Robot dogs are now assisting the United States with border control

Something strange is going on at the US-Mexico border. Robot dogs, as they are known, are a familiar sight along the border, which the US has spent a significant amount of money to secure from trespassers. These four-legged robots are replacing humans at the border, which the US claims are critical given the almost 2000-mile region in hospitability.

Because the bordering climate is harsh, robot dogs, according to US Customs and Border Protection (CBP), are more equipped to patrol the border than human officers. The US intends to keep an eye on its borders with these robot canines, which will roam the region indefinitely.

However, experts say that this is not the reason why the United States is so enthusiastic about robot dogs.

Despite the fact that the United States describes the region as inhospitable, there are settlements of people living there, and they are generally paranoid because scenes of robots with four legs and no head are something out of a sci-fi movie.

To put it another way, what the United States is doing may herald the arrival of a dystopian future of surveillance.

According to The Guardian, the US-Mexico border is a testing ground for developing technology, which includes gadgets and systems for monitoring and policing. And, in the name of security, the administration is so confident in the deployment of new technologies in this region that it has casually dismissed warnings from residents.

Activists claim that these surveillance and enforcement technologies, such as robot dogs, make the US-Mexico border more dangerous for migrants. This is the polar opposite of what the United States has started.

People have dubbed the border the "smart wall" because it is infested with new technologies, and they believe it does not represent progress in the process of imposing law and order. Robot dogs fall into only one group, and the United States has previously utilized them to monitor the country and its residents.

Massachusetts police released these robot canines throughout the city in 2019, while Honolulu police utilised these four-legged bots last year to remotely screen folks strolling in the open for Covid and even monitor their temperatures from afar.

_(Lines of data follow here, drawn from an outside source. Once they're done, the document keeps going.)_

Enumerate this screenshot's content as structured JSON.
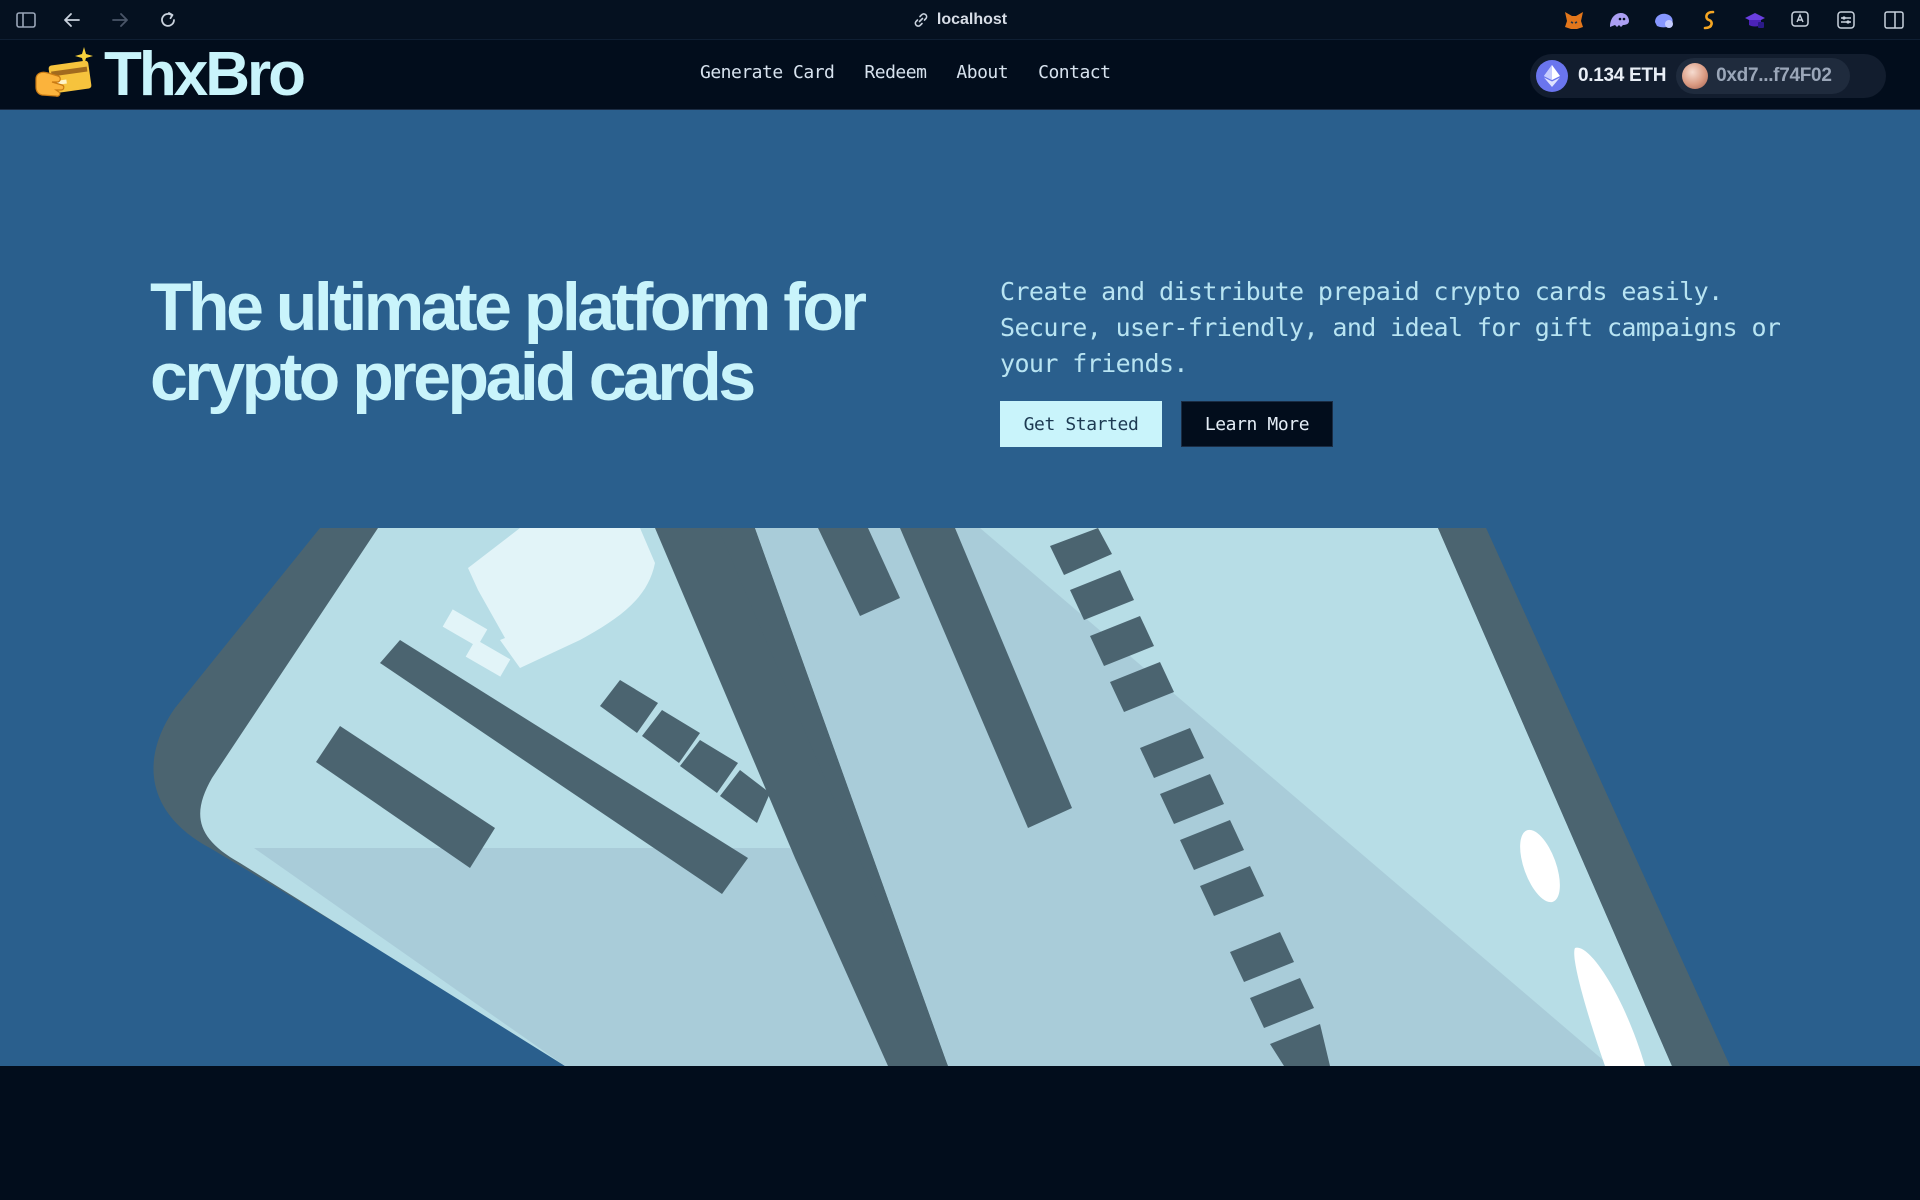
{
  "browser": {
    "url": "localhost",
    "extensions": [
      "metamask-icon",
      "ghost-wallet-icon",
      "rabby-icon",
      "swap-icon",
      "graduation-icon",
      "translate-icon",
      "settings-toggle-icon",
      "sidebar-icon"
    ]
  },
  "site": {
    "logo_text": "ThxBro",
    "logo_emoji": "🫰",
    "nav": {
      "items": [
        {
          "label": "Generate Card"
        },
        {
          "label": "Redeem"
        },
        {
          "label": "About"
        },
        {
          "label": "Contact"
        }
      ]
    },
    "wallet": {
      "balance": "0.134 ETH",
      "address": "0xd7...f74F02"
    }
  },
  "hero": {
    "headline": "The ultimate platform for crypto prepaid cards",
    "tagline": "Create and distribute prepaid crypto cards easily. Secure, user-friendly, and ideal for gift campaigns or your friends.",
    "primary_button": "Get Started",
    "secondary_button": "Learn More"
  },
  "colors": {
    "hero_bg": "#2a5f8d",
    "accent": "#c9f4fb",
    "dark": "#020d1c",
    "card_light": "#b7dde6",
    "card_stroke": "#4b6470"
  }
}
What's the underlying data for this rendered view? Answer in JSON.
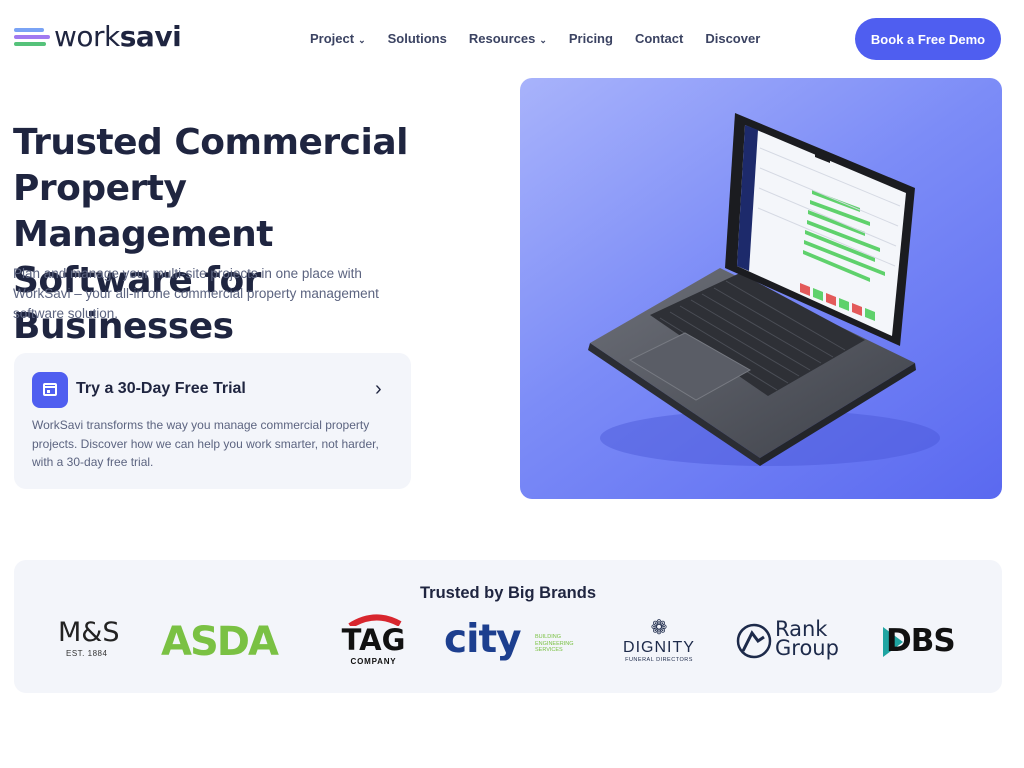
{
  "brand": {
    "logo_prefix": "work",
    "logo_suffix": "savi"
  },
  "nav": {
    "items": [
      {
        "label": "Project",
        "has_dropdown": true
      },
      {
        "label": "Solutions",
        "has_dropdown": false
      },
      {
        "label": "Resources",
        "has_dropdown": true
      },
      {
        "label": "Pricing",
        "has_dropdown": false
      },
      {
        "label": "Contact",
        "has_dropdown": false
      },
      {
        "label": "Discover",
        "has_dropdown": false
      }
    ],
    "cta_label": "Book a Free Demo"
  },
  "hero": {
    "title_line1": "Trusted Commercial",
    "title_line2": "Property Management",
    "title_line3": "Software for Businesses",
    "subtitle": "Plan and manage your multi-site projects in one place with WorkSavi – your all-in one commercial property management software solution."
  },
  "trial_card": {
    "title": "Try a 30-Day Free Trial",
    "description": "WorkSavi transforms the way you manage commercial property projects. Discover how we can help you work smarter, not harder, with a 30-day free trial."
  },
  "brands": {
    "title": "Trusted by Big Brands",
    "logos": [
      {
        "name": "M&S",
        "sub": "EST. 1884"
      },
      {
        "name": "ASDA"
      },
      {
        "name": "TAG",
        "sub": "COMPANY"
      },
      {
        "name": "city",
        "sub": "BUILDING ENGINEERING SERVICES"
      },
      {
        "name": "DIGNITY",
        "sub": "FUNERAL DIRECTORS"
      },
      {
        "name": "Rank",
        "name2": "Group"
      },
      {
        "name": "DBS"
      }
    ]
  },
  "colors": {
    "accent": "#4f5ef0",
    "heading": "#1f2540",
    "body_text": "#5c6480",
    "card_bg": "#f3f5fa",
    "asda_green": "#7ac143",
    "city_blue": "#1d3f8f"
  }
}
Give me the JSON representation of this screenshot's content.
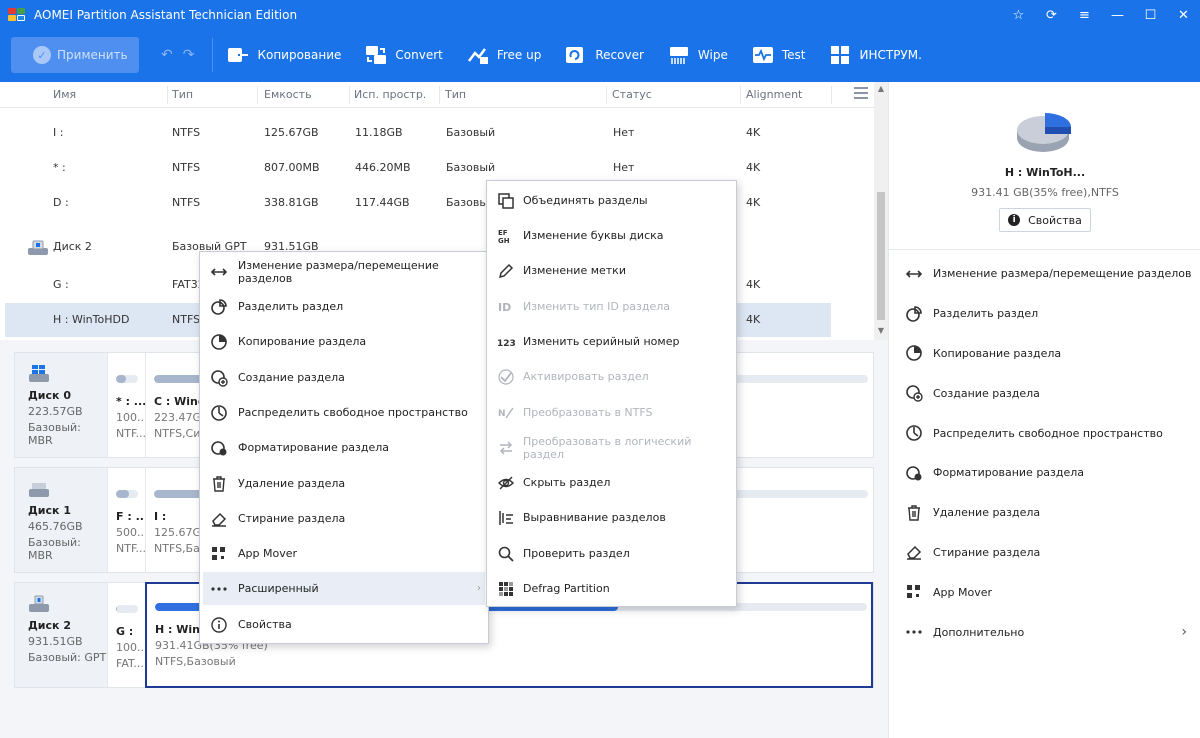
{
  "app": {
    "title": "AOMEI Partition Assistant Technician Edition",
    "window_buttons": [
      "☆",
      "⟳",
      "≡",
      "—",
      "☐",
      "✕"
    ]
  },
  "toolbar": {
    "apply_label": "Применить",
    "items": [
      "Копирование",
      "Convert",
      "Free up",
      "Recover",
      "Wipe",
      "Test",
      "ИНСТРУМ."
    ]
  },
  "table": {
    "headers": [
      "Имя",
      "Тип",
      "Емкость",
      "Исп. простр.",
      "Тип",
      "Статус",
      "Alignment"
    ],
    "rows": [
      {
        "name": "I :",
        "fs": "NTFS",
        "capacity": "125.67GB",
        "used": "11.18GB",
        "type": "Базовый",
        "status": "Нет",
        "align": "4K"
      },
      {
        "name": "* :",
        "fs": "NTFS",
        "capacity": "807.00MB",
        "used": "446.20MB",
        "type": "Базовый",
        "status": "Нет",
        "align": "4K"
      },
      {
        "name": "D :",
        "fs": "NTFS",
        "capacity": "338.81GB",
        "used": "117.44GB",
        "type": "Базовы",
        "status": "",
        "align": "4K"
      },
      {
        "name": "Диск 2",
        "fs": "Базовый GPT",
        "capacity": "931.51GB",
        "used": "",
        "type": "",
        "status": "",
        "align": ""
      },
      {
        "name": "G :",
        "fs": "FAT32",
        "capacity": "",
        "used": "",
        "type": "",
        "status": "",
        "align": "4K"
      },
      {
        "name": "H : WinToHDD",
        "fs": "NTFS",
        "capacity": "",
        "used": "",
        "type": "",
        "status": "",
        "align": "4K"
      }
    ]
  },
  "disks": [
    {
      "name": "Диск 0",
      "size": "223.57GB",
      "type": "Базовый: MBR",
      "parts": [
        {
          "label": "* : ...",
          "sub1": "100....",
          "sub2": "NTF...",
          "used": 0.45
        },
        {
          "label": "C : Windo",
          "sub1": "223.47GB",
          "sub2": "NTFS,Сис",
          "used": 0.8
        }
      ]
    },
    {
      "name": "Диск 1",
      "size": "465.76GB",
      "type": "Базовый: MBR",
      "parts": [
        {
          "label": "F : ...",
          "sub1": "500....",
          "sub2": "NTF...",
          "used": 0.6
        },
        {
          "label": "I :",
          "sub1": "125.67GB",
          "sub2": "NTFS,Ба",
          "used": 0.15
        }
      ]
    },
    {
      "name": "Диск 2",
      "size": "931.51GB",
      "type": "Базовый: GPT",
      "parts": [
        {
          "label": "G :",
          "sub1": "100....",
          "sub2": "FAT...",
          "used": 0.05
        },
        {
          "label": "H : WinTo",
          "sub1": "931.41GB(35% free)",
          "sub2": "NTFS,Базовый",
          "used": 0.65
        }
      ]
    }
  ],
  "right_panel": {
    "title": "H : WinToH...",
    "subtitle": "931.41 GB(35% free),NTFS",
    "properties_label": "Свойства",
    "items": [
      "Изменение размера/перемещение разделов",
      "Разделить раздел",
      "Копирование раздела",
      "Создание раздела",
      "Распределить свободное пространство",
      "Форматирование раздела",
      "Удаление раздела",
      "Стирание раздела",
      "App Mover",
      "Дополнительно"
    ]
  },
  "context_menu": {
    "items": [
      "Изменение размера/перемещение разделов",
      "Разделить раздел",
      "Копирование раздела",
      "Создание раздела",
      "Распределить свободное пространство",
      "Форматирование раздела",
      "Удаление раздела",
      "Стирание раздела",
      "App Mover",
      "Расширенный",
      "Свойства"
    ]
  },
  "submenu": {
    "items": [
      {
        "label": "Объединять разделы",
        "enabled": true
      },
      {
        "label": "Изменение буквы диска",
        "enabled": true
      },
      {
        "label": "Изменение метки",
        "enabled": true
      },
      {
        "label": "Изменить тип ID раздела",
        "enabled": false
      },
      {
        "label": "Изменить серийный номер",
        "enabled": true
      },
      {
        "label": "Активировать раздел",
        "enabled": false
      },
      {
        "label": "Преобразовать в NTFS",
        "enabled": false
      },
      {
        "label": "Преобразовать в логический раздел",
        "enabled": false
      },
      {
        "label": "Скрыть раздел",
        "enabled": true
      },
      {
        "label": "Выравнивание разделов",
        "enabled": true
      },
      {
        "label": "Проверить раздел",
        "enabled": true
      },
      {
        "label": "Defrag Partition",
        "enabled": true
      }
    ]
  },
  "colors": {
    "accent": "#1a73e8",
    "selected_row": "#dde6f3",
    "pie_used": "#2f6fe0",
    "pie_free": "#c9ced8"
  }
}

For these robot dogs, the US government has worked with Ghost Robotics. The company argues that their robots are just what the government requires. "It's a tough, quadruped robot," said Gavin Kenneally, Ghost Robotics' chief product officer. "It travels across all forms of natural terrains, such as sand, rocks, and hills, as well as man-made surroundings, such as stairs." That is why you want legs rather than tracks."